Dianthus was once made into a 14th century plague treatment… perhaps we should try it, muses gardening writer CEDRIC BRYANT.
DAHLIAS grow extremely well in Canberra, and now is planting time.
Introduced to Europe in the 16th century, following the Spaniards’ invasion of central America, dahlias were grown by the Aztecs for food and medicinal purposes, such as treating epilepsy.
Dahlias are related to sunflowers, both native to the same area, and recorded as grown from 1000BC for their seed and oil. The dahlia has been the national flower of Mexico since 1963.
When considering how a flower comes to look the way it does, factors such as botany, geography, history and even fashions come into play.
Dahlias are hugely popular in Holland for the cut-flower trade. There are more than 20,000 cultivars now registered with the International Register of Dahlia cultivars, founded in England back in 1881.
The book “A Guide To Growing Dahlias” by the Dahlia Society of NSW and the ACT, says it’s important to plant in a friable, free-draining soil, preferably a raised bed. Put the support stake in first, about 60cm apart for smaller varieties and up to one metre for taller varieties, as these can grow to 1.8 metres high. Plant the tuber close to, but not right up against, the stake. Make a bank around the tuber to stop water run-off and allow fertiliser to go directly to the tuber.
Once the plants are well established, mulch to conserve moisture to about 75mm thick. Tie up the stalks as the plant grows, as it can become top heavy with the abundance of flowers. I prefer the green Velcro reusable tape rather than string, which can cut into the stem.

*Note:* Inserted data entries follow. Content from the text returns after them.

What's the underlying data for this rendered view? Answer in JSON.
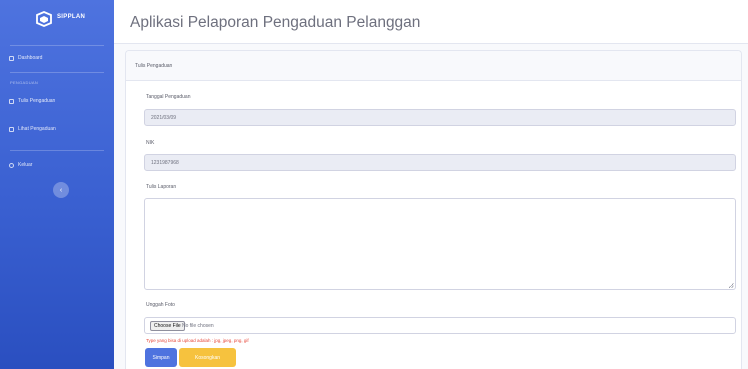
{
  "colors": {
    "sidebar": "#4e73df",
    "primary": "#4e73df",
    "warning": "#f6c23e",
    "danger": "#e74a3b",
    "background": "#f8f9fc"
  },
  "sidebar": {
    "brand_icon": "logo-icon",
    "brand": "SIPPLAN",
    "items": [
      {
        "label": "Dashboard",
        "icon": "dashboard-icon"
      },
      {
        "label": "Tulis Pengaduan",
        "icon": "edit-icon"
      },
      {
        "label": "Lihat Pengaduan",
        "icon": "list-icon"
      },
      {
        "label": "Keluar",
        "icon": "logout-icon"
      }
    ],
    "heading": "Pengaduan",
    "toggle_icon": "chevron-left-icon"
  },
  "header": {
    "title": "Aplikasi Pelaporan Pengaduan Pelanggan"
  },
  "card": {
    "title": "Tulis Pengaduan"
  },
  "form": {
    "date_label": "Tanggal Pengaduan",
    "date_value": "2021/03/09",
    "nik_label": "NIK",
    "nik_value": "1231987968",
    "report_label": "Tulis Laporan",
    "report_value": "",
    "upload_label": "Unggah Foto",
    "choose_file": "Choose File",
    "no_file": "No file chosen",
    "help_text": "Type yang bisa di upload adalah : jpg, jpeg, png, gif",
    "submit": "Simpan",
    "reset": "Kosongkan"
  }
}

Insect pests can be a problem, in particular earwigs. Most dahlia growers use organic methods to control these pests, placing an empty cardboard milk carton upside down on top of the stake. The earwigs enter overnight and each morning, just empty them into a bucket of hot water.
Mushroom compost should not be used near acid-loving plants such as rhodos, azaleas and native plants due to its lime content, advises the Australian Mushroom Growers’ Association.
COMING into flower now is dianthus, known as pinks and the forerunner of carnations. They were first mentioned by the Greek philosopher and botanist Theophrastus in about 370 BCE, and also got a mention in Shakespeare’s “Romeo and Juliet”. The name “pink” appeared first in the 14th century, and came from the frilled edge of the petals, where “pink” meant “to decorate with a perforated or punched pattern”, like pinking shears in dressmaking. At that time, the petals were made into a conserve combined with sugar to combat the plague. Maybe we should try it?
Dianthus’ popularity soared in 18th century formal gardens, especially by the French and English. Today there are hundreds of cultivars, with more than 100 given the prestigious “Award of Garden Merit” by the Royal Horticultural Society. Buy them now, when in flower, and plant in groups.